WORK REQUEST —
Lines, not repeats, are what count: give the number of lines below that hold "Viewing", and nothing more.

EXERCISE INPUTS —

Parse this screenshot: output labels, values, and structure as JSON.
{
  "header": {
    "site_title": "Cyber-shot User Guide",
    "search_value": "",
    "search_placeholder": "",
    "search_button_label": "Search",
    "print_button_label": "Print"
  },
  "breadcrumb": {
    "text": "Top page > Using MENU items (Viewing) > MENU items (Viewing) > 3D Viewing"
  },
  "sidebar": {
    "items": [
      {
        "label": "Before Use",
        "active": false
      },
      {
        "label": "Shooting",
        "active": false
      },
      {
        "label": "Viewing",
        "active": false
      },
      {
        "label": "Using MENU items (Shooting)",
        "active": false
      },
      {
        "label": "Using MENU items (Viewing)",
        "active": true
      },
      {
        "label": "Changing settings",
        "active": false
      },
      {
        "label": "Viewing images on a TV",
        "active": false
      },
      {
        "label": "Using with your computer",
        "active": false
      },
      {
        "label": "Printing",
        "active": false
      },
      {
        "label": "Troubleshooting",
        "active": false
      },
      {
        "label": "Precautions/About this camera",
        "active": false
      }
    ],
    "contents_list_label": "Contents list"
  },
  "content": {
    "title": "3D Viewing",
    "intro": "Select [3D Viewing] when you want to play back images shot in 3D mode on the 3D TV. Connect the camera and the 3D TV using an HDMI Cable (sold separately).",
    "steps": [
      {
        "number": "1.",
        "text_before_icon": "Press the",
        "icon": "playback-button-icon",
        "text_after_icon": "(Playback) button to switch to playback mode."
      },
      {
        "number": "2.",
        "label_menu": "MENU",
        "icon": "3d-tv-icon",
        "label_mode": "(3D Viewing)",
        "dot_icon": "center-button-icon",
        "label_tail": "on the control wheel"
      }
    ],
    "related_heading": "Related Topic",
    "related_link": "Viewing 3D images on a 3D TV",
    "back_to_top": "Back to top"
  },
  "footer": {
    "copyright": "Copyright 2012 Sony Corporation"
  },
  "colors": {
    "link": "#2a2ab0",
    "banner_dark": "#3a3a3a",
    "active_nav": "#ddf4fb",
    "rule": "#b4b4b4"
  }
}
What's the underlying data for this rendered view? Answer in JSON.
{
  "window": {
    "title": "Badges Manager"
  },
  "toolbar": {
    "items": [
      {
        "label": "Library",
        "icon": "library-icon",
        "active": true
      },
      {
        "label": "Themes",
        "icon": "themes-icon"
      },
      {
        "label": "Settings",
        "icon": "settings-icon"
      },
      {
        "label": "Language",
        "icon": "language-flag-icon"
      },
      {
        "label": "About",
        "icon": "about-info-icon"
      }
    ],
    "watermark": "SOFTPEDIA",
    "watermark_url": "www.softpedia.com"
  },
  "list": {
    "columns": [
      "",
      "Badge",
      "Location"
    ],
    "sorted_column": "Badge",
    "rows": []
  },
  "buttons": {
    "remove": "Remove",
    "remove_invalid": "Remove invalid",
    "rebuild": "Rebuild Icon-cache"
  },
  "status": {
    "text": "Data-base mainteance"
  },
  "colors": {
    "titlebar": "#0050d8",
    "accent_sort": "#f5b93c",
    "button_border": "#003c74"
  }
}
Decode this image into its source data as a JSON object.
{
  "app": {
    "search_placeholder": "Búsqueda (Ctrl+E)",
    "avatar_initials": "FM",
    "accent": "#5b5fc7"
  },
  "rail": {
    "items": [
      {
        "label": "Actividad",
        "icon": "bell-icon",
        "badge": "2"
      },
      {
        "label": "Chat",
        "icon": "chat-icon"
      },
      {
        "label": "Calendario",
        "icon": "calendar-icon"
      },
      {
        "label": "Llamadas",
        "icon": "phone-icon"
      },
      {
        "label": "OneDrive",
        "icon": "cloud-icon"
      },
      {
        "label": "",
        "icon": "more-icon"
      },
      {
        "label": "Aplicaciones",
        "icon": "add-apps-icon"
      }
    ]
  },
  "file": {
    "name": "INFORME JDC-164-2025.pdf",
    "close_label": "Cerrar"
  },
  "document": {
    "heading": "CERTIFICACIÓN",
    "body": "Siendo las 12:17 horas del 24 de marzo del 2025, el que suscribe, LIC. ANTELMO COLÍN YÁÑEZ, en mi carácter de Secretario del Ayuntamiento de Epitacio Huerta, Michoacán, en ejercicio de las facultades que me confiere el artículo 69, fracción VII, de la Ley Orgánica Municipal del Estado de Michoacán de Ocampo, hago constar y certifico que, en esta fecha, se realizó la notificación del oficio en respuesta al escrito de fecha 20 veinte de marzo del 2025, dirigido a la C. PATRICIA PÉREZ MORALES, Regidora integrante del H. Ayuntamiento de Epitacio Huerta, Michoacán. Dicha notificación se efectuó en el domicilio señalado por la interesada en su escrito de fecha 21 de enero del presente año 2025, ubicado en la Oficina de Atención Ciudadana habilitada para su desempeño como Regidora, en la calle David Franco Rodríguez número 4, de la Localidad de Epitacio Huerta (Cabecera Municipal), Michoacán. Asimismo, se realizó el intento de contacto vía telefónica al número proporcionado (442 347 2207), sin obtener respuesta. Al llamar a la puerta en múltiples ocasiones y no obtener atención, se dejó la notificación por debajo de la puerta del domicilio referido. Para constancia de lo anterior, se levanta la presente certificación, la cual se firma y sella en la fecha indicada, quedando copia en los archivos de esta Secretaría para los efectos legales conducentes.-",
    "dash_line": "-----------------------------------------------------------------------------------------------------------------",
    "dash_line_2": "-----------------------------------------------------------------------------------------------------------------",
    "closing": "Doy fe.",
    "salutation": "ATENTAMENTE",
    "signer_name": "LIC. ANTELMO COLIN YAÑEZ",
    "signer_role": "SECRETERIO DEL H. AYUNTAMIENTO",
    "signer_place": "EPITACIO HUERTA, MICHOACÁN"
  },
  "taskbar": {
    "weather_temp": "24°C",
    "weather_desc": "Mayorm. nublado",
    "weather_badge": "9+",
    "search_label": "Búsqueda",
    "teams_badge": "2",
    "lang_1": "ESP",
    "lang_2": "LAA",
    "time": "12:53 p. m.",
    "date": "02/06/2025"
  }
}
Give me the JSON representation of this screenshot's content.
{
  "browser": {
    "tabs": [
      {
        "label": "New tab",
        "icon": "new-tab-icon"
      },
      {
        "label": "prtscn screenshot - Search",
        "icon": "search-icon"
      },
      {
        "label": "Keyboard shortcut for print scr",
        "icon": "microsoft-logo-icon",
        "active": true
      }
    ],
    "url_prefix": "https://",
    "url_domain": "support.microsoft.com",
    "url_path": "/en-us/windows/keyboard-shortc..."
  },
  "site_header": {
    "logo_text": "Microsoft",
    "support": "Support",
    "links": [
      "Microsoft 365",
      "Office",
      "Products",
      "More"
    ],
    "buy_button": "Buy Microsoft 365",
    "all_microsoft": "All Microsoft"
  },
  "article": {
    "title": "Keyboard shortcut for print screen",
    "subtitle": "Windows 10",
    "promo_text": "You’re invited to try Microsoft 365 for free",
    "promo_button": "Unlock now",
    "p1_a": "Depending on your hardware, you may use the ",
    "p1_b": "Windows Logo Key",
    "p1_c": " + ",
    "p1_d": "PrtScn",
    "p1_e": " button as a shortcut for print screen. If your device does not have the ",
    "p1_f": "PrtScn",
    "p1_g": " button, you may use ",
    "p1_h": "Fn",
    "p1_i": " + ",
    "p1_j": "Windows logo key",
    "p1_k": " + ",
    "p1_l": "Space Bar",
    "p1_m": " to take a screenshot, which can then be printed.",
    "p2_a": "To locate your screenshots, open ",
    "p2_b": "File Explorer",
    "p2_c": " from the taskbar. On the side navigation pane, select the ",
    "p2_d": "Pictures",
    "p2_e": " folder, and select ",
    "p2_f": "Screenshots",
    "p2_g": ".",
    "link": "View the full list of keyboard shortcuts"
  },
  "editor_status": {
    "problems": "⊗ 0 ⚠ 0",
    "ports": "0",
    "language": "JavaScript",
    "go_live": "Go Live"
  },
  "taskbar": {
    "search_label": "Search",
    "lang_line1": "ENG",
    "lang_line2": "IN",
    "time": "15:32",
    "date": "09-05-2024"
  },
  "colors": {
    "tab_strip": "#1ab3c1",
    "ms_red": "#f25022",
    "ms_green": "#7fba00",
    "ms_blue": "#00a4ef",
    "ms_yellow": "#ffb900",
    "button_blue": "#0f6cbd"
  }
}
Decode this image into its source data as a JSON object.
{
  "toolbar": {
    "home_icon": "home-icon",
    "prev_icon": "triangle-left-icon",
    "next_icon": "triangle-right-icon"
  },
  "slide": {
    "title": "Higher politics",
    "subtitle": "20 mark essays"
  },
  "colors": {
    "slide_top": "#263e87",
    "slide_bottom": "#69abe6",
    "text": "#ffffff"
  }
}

WRITTEN ANSWER —
8